Tradition—a nice global word that many people understand. Certain disciplines, routines, and cultural beliefs that our forefathers passed along. For this reason, thousands of years of long-standing ceremonies unite families. Creating bonds of warmth, closeness, and connection. Rites tend to offer a secure sense of belonging that make us feel special. Much like birthday celebrations, graduation parties, and seasonal fellowship during holidays.
Let’s glance, if you will, at a story where routine observances bring comforting aid for everyday survival. ‘Fiddler On The Roof,’ is a musical about a small borough set in Russia during a time when Jews were tormented by the government. Ancient, handed-down practices allowed the villagers to keep composure while living in a strange land as they faced turmoil, amid a rapidly changing world. “Because of our traditions, everyone knows who he is and what God expects him to do” (J. Stein). Now, a good place for a pause. If you have a little extra time today, think about how often ‘daily rounds’ preserve sanity. I may be sitting alone on a limb here, but I need all the reminders and help I can get. Does it register with you too?
Along that vein, the Apostle Paul encouraged Thessalonian Christians to take a tight grip on what he had taught them. He didn’t want them slacking off, but to remember and practice their beliefs about truth and grace. In addition, he reminded them God would supply everything needed for a faithful journey “…because God chose you from the beginning for salvation…it was to this end that He called you…so then, brethren, stand firm and hold fast to the traditions and instructions which you were taught by us, whether by our word of mouth or by letter” (2 Thess 2:13-15 Amp).
But wait a minute. Just because rituals are needful and serve a useful purpose, doesn’t mean they are perfect. By no means. Nor, are they the final goal. If you recall, Jesus often criticized religious leaders and Pharisees for slavishly following ostentatious rules, making them more authoritative than the Scriptures (Matt 15:2, Mark 7:3). So, Christ doesn’t want mere performances of outward obedience only. Which, incidentally, cannot earn His love or acceptance. Rather, He came to replace hearts of stone with flesh, bringing internal freedom and newness of abundant life (Eze 36:26, John 10:10).
Finally, we know traditions aren’t wrong, even beneficial at times. It’s only when they become (too) important that we make idols of them. Instead, let’s adopt behaviors that will humble, melt hardnesses, and compel us—to draw so close we hear his heartbeat. Facedown, giving our all, completely surrendered “You shall love the Lord your God with all you heart, with all our soul, and with all your mind” (Matthew 22:37 NKJV).
One last thought.
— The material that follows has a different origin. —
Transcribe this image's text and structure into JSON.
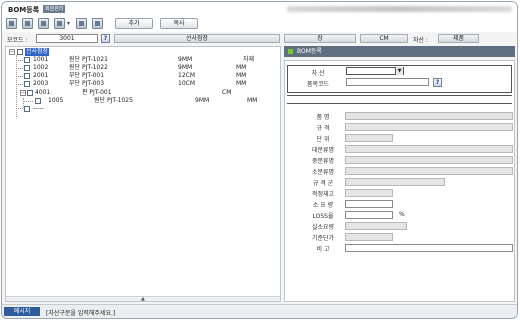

My friend, are you presently enjoying your times alone with God? If not, what might you need to adjust so you experience more peace in his presence?
As my kids are nearing that ‘launching’ age, I am awed at the power of traditions instilled. Small things are big when they are repeated! A friend gave me a great quote…’Practice doesn’t make perfect but it does make a habit.’ I like that. We may be too quick to try the newest thing in our fast-paced world. I think of the OT reminder not to move the boundary stones. Nice reminder, thanks.